On the crossroad between a martial arts epic and a spirituality-rich melodrama comes Benny Chan’s Shaolin (2011), starring Andy Lau, Nicholas Tse, Bingbing Fan and Jackie Chan. Lau and Tse go head-to-head in a story about one man’s redemption and journey to forgiveness through Zen philosophy during China’s age of feuding warlords.
Set in the 1920s, during the rise of the Chinese Republic – when the nation is ravaged by feuding warlords trying to expand their power – Shaolin takes the audience through the misery and sufferings of ordinary people rather subtly and takes focus on the journey of one man’s redemption through spiritualism. As lifeless bodies cover the battlefield and Shaolin monks walk through the carnage, sending the dead off to their next life and looking for the living, Chan creates the world of Hou Jie (Lau) – a power-hungry, ruthless warlord who has plunged the nation into poverty and hunger in his quest for conquering land, but whose love of violence will ultimately lead him to his downfall.
When Hou’s protégé and sworn brother Cao Man (Tse) becomes hungrier for power and destruction and his ambitions are more than Hou is willing to offer, Cao takes the opportunity to betray his leader in an attempt to take his life. To make matters worse, Hou’s wife (Bingbing) abandons him and his daughter is killed, which leaves his world shattered in pieces and Hou seeks shelter in the Shaolin temple, which until recently was only a subject to his persecution. After embarking on a journey of self-discovery through the teachings of the Shaolin monks, it isn’t long before Hou and his newfound brethren take up a fiery stand against the vengeful Cao.
Whilst Shaolin lacks originality, it makes up for being derivative through other aspects. Lau’s tormented portrayal of a man seeking redemption gives depth to his character and successfully takes the film deeper into the emotional torture of a man who has come to regret his ways. While Tse’s impressive acting as a tortured sufferer, both in The Beast Stalker (2008) and The Stool Pigeon (2010), have definitely put him on the map, his portrayal of a ruthless villain is a rather non one-dimensional one and he once again showcases his acting talents by carrying Cao quite well.

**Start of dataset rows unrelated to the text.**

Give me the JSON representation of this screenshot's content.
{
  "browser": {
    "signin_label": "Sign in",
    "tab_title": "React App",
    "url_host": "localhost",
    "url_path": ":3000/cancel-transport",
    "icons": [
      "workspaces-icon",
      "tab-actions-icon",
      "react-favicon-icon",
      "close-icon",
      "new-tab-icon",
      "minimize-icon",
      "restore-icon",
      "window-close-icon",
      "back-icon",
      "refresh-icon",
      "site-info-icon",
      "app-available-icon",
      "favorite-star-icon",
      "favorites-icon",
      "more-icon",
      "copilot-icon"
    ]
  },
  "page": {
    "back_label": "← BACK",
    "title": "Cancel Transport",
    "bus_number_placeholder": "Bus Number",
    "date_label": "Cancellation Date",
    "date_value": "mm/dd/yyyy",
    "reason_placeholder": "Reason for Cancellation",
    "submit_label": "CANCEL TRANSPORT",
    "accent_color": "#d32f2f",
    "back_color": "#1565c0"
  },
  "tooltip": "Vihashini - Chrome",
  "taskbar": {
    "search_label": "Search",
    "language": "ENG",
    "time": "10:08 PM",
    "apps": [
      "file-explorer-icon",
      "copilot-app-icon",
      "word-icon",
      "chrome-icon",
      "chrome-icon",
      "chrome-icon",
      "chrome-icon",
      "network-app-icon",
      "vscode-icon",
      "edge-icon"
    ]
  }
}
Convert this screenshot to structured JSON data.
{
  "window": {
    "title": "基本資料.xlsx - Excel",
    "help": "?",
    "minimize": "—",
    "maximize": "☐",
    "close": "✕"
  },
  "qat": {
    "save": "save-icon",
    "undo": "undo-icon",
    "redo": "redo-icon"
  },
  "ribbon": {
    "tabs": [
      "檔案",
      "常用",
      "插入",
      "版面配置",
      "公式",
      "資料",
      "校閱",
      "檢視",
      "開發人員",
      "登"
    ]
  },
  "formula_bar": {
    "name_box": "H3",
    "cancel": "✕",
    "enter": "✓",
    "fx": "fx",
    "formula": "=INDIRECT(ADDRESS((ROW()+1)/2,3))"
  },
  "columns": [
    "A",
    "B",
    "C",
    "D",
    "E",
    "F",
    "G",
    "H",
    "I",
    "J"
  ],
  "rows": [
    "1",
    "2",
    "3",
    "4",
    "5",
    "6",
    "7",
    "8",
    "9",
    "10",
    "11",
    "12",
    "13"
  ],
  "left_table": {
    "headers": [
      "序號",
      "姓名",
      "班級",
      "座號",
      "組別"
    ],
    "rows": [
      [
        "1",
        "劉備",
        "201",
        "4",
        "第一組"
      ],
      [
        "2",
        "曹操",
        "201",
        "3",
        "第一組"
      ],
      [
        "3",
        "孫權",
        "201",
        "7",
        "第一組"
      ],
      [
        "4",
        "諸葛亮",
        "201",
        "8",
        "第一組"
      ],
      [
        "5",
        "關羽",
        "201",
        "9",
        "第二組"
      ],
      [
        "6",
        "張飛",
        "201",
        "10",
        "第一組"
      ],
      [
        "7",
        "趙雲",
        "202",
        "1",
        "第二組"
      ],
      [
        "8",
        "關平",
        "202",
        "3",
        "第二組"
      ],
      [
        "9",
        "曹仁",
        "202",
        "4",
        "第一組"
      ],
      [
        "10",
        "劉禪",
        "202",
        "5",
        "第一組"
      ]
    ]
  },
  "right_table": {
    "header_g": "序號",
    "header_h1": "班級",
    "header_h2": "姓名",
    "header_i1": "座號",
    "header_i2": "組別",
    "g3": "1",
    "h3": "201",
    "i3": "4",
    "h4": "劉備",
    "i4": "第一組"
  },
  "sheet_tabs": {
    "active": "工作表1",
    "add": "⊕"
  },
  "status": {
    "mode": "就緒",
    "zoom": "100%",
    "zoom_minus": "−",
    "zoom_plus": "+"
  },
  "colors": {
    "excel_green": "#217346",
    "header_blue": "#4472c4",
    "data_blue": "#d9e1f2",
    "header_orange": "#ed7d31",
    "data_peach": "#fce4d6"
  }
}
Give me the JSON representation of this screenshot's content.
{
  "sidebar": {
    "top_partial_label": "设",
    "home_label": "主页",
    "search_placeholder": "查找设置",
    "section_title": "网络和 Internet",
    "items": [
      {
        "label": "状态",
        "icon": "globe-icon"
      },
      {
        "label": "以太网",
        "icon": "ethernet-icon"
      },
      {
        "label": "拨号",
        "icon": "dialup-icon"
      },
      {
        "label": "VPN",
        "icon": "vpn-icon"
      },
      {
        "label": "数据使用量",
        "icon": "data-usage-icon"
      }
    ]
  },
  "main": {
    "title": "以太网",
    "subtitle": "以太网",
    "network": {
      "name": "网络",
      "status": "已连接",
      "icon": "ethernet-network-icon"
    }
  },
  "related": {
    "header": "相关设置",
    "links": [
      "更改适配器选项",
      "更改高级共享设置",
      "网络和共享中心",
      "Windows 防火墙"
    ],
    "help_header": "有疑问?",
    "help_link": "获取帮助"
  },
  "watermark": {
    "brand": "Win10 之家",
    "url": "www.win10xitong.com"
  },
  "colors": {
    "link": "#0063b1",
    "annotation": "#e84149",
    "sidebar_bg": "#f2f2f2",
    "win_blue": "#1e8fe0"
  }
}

What Shaolin certainly doesn’t lack is production values, and Anthony Pun’s cinematography vividly captures the film’s artillery, gunfire and tortured soul-searching, with the underlying notion of peace and pacifism throughout. Despite a distinct change of speed from high-octane martial arts sequences to prolonged scenes of tiresome symbolism, Shaolin redeems itself through a combination of impressive acting, brilliant cinematography and a well-utilised script.